Records excerpted from a collection
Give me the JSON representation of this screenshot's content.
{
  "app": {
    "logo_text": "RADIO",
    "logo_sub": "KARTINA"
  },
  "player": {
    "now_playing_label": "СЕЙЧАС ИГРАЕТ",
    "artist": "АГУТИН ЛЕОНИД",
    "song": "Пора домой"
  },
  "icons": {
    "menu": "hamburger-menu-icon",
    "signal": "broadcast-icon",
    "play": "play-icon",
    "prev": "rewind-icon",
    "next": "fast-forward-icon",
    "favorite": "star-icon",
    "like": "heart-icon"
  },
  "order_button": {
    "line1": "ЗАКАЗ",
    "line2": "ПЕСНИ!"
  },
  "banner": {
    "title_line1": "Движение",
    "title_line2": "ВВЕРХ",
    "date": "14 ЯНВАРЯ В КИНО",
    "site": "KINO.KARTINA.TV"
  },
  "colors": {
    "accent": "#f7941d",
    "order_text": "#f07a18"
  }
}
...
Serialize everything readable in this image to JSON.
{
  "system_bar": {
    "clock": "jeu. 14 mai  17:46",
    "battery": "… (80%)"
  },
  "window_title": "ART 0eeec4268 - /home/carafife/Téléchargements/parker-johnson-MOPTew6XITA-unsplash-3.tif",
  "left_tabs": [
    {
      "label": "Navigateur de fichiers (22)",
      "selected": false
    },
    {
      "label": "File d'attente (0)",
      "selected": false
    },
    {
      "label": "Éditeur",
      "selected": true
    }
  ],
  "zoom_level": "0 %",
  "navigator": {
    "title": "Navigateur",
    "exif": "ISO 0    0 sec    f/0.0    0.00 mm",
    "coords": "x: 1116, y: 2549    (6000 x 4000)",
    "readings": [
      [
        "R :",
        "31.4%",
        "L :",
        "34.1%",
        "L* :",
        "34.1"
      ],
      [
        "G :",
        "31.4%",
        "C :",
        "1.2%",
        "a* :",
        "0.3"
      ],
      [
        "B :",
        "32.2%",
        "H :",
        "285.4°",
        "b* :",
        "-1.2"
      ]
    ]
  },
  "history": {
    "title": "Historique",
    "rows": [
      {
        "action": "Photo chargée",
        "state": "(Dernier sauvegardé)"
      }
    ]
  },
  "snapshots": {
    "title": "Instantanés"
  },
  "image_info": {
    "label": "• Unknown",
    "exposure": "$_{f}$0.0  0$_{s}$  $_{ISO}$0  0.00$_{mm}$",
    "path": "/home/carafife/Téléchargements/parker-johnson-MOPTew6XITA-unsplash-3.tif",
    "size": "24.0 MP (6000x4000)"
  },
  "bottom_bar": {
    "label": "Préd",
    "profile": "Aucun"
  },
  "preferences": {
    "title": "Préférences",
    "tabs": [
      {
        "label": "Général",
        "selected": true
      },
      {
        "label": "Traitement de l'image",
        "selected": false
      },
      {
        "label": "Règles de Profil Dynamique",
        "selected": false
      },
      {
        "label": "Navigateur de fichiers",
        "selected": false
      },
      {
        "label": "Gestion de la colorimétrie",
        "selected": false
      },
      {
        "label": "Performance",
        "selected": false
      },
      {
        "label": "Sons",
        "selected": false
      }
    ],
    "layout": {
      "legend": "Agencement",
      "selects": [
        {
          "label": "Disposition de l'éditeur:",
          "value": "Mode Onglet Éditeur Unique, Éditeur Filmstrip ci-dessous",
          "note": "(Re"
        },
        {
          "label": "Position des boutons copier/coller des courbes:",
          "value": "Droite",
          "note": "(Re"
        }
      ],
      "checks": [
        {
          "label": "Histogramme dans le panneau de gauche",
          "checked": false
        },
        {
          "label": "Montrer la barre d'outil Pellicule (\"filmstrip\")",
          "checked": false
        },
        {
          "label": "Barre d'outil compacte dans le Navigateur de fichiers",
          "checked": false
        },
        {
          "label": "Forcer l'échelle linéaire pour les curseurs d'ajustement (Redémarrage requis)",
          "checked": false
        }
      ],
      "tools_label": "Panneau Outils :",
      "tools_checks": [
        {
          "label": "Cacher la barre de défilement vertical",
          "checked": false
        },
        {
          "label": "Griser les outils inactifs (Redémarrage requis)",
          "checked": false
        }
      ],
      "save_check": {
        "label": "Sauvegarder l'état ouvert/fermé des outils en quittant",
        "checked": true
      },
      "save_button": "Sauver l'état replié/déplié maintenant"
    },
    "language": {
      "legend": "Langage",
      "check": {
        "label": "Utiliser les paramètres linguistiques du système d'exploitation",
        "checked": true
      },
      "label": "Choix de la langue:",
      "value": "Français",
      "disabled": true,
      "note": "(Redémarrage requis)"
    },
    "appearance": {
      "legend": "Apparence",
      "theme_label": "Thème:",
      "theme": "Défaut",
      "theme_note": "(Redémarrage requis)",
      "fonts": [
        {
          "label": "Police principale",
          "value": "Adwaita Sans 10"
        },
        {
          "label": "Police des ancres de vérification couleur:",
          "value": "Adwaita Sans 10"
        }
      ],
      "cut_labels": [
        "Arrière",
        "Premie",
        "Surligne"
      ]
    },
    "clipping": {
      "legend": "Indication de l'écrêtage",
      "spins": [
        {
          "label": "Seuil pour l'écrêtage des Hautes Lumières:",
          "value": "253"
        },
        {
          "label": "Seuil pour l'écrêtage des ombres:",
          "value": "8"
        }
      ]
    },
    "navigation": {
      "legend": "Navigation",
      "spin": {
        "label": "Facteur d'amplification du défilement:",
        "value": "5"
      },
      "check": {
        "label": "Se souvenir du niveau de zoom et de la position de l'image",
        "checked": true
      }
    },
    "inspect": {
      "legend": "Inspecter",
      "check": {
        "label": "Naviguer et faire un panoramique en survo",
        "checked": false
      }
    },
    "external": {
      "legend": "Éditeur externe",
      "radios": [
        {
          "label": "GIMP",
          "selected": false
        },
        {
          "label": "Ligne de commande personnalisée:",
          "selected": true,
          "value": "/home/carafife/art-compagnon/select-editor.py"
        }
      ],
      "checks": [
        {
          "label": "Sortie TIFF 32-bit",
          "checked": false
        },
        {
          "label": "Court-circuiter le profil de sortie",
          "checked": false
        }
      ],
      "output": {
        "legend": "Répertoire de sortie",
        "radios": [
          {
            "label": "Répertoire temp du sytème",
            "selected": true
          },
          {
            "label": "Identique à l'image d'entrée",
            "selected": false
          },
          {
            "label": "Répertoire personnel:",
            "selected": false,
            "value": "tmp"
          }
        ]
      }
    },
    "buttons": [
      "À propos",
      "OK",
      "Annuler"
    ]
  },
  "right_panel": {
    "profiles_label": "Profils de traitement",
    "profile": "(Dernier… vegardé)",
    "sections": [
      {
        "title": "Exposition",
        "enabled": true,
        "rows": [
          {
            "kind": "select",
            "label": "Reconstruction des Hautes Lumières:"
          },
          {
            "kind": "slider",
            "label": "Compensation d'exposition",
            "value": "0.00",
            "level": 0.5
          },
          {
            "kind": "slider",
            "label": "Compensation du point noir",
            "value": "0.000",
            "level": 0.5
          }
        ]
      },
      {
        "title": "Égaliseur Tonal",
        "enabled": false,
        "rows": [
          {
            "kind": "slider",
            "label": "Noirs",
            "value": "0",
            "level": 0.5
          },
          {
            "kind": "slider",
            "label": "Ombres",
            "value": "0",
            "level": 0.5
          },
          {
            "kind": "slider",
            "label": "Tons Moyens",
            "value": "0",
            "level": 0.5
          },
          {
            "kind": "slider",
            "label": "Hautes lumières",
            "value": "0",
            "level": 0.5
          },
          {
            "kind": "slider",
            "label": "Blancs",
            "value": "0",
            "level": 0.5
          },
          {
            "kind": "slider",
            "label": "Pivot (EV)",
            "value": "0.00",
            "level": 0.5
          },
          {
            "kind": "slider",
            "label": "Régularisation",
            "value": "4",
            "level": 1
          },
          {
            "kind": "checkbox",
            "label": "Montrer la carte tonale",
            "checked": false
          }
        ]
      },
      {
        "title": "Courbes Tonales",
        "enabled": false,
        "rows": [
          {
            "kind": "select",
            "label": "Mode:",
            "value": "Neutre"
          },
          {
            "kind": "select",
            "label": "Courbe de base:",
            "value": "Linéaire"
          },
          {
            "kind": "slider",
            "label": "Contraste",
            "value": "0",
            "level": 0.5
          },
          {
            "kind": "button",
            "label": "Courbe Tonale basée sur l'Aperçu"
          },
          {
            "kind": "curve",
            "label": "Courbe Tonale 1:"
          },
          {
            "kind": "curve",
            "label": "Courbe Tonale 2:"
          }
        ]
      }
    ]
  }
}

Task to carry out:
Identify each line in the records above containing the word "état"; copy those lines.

Response for this exercise:
        "label": "Sauvegarder l'état ouvert/fermé des outils en quittant",
      "save_button": "Sauver l'état replié/déplié maintenant"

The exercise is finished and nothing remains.